Records excerpted from a collection:
- Opening Delimiter -

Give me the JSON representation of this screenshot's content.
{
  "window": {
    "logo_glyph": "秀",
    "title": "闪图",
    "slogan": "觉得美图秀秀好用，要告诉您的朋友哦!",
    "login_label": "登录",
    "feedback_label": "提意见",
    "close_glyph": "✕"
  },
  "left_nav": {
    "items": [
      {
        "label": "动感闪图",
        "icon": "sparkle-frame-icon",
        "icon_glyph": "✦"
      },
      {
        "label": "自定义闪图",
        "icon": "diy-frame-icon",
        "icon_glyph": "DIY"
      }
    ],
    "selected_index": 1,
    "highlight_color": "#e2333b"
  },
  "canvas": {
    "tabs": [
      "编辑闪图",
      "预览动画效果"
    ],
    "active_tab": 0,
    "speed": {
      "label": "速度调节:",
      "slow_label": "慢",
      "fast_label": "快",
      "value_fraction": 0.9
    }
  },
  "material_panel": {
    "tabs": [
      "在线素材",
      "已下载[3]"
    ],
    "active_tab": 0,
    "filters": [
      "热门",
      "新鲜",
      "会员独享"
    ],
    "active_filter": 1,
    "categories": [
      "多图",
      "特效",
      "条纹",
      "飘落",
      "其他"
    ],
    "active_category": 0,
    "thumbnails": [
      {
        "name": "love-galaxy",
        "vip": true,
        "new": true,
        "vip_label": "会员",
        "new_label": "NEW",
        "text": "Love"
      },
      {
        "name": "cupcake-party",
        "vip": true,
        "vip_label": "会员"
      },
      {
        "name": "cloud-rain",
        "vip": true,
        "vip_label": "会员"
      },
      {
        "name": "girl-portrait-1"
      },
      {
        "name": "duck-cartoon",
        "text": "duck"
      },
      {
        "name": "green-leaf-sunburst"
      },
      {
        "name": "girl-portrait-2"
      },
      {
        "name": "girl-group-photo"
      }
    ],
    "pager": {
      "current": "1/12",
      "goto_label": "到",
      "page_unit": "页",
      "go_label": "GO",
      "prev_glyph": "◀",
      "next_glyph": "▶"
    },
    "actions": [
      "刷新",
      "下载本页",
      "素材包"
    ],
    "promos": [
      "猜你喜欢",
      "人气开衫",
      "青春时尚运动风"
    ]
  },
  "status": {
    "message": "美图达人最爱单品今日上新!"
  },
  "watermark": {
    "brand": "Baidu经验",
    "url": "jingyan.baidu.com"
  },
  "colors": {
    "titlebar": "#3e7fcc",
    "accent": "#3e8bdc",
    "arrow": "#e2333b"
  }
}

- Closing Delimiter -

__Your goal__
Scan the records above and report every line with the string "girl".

__Response below__
        "name": "girl-portrait-1"
        "name": "girl-portrait-2"
        "name": "girl-group-photo"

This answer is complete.